reconnaissance mission over Khammouan Province, Laos.  While over the target
area the aircraft was struck by an enemy 37mm antiaircraft round, causing
the radar well and bomb bay to catch fire.  Shrapnel from the explosion
struck Hartzheim.  He collapsed at the rear of the aircraft during
evacuation and was presumed dead.  The crew parachuted out of the aircraft
as it entered a steep climb before crashing.  A subsequent search and rescue
tea m succeeded in rescuing only seven of the nine crew members.
In January 1985 a unilateral turnover from a Laotian source to the Joint
Casualty Resolution Center Liaison Office in Bangkok consisted of several

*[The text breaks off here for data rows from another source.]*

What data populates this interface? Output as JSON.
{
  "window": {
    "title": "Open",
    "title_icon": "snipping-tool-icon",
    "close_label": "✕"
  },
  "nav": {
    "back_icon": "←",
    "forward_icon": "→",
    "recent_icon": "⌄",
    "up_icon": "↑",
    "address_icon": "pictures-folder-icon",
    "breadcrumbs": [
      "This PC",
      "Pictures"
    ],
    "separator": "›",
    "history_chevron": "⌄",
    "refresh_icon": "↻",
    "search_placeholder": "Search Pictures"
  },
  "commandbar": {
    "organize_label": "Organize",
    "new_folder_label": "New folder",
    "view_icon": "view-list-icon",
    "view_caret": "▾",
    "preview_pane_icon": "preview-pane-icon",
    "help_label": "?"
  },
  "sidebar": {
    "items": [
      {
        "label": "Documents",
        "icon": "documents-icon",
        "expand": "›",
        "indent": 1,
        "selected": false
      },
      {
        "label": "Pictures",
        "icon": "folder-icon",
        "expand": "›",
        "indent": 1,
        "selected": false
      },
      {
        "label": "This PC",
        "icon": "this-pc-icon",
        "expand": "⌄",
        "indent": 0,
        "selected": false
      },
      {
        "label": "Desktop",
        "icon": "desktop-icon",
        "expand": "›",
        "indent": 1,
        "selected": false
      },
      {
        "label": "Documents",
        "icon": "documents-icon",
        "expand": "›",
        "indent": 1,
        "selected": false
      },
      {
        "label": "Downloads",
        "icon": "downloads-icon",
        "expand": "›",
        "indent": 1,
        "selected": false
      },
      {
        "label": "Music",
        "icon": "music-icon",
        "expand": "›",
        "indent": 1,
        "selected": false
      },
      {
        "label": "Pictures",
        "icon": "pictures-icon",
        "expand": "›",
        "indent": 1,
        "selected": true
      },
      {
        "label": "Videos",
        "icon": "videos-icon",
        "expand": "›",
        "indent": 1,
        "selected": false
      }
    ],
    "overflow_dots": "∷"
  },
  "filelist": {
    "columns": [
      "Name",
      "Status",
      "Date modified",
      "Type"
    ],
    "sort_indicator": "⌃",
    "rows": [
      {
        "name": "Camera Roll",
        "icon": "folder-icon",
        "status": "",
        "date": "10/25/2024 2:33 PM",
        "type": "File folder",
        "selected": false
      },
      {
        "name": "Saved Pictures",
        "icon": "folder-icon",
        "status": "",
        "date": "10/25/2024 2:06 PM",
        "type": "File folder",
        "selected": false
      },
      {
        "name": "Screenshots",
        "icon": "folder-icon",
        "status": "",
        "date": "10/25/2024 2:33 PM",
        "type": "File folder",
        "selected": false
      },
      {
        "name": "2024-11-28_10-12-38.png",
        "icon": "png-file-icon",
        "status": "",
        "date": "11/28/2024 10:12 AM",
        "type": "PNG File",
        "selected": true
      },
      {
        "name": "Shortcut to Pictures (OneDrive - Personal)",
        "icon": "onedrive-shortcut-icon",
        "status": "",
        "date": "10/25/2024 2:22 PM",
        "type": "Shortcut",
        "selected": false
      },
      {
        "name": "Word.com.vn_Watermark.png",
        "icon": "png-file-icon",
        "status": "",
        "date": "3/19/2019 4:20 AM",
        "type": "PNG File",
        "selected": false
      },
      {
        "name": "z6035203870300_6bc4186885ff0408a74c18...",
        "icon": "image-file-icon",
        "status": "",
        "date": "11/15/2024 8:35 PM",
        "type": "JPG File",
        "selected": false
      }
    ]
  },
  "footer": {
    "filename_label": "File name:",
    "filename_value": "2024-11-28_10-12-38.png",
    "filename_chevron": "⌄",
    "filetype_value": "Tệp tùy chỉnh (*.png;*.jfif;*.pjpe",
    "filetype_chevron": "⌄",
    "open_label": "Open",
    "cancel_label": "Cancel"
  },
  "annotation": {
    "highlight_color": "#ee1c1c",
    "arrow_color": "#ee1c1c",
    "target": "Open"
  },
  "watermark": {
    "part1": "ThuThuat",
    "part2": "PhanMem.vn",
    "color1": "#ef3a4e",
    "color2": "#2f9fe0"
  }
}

bone fragments, a compass and a plastic E-and-E (Escape and Evasion) map.
The source indicated that the items were recovered near a 1968 crash site of
an U.S. aircraft in Khammouan Province.
In October and December 1994 joint U.S./Lao teams traveled to the Khammouan
Province to interview several villagers with information about the crash.
While surveying the crash site the team found aircraft wreckage, a fragment
of a possible knife sheath and human remains.  Successive visits in 1995 and
1996 recovered more remains, life support equipment and other crew-related
items.
Anthropological analysis of the remains and other evidence by the U.S. Army
Central Identification Laboratory Hawaii confirmed the identification of
Mape, Bailey and Hartzheim. With the accounting of these three servicemen,
2,069 Americans are listed as unaccounted-for from the Vietnam War.
The U.S. government welcomes and appreciates the cooperation of the
government of the Socialist Republic of Vietnam and the Lao People's
Democratic Republic, which resulted in the accounting of these servicemen.
We hope that such cooperation will bring increased results in the future.
Achieving the fullest possible accounting for these Americans is of the
highest national priority.
-END-
=======================
Three decades after his death, missing soldier put to rest
By Maureen Blaney Flietner
Special to the Journal Sentinel Winneconne --
John Francis Hartzheim got an emotional welcome home Saturday afternoon,
more than 31 years after he died in the Vietnam War.....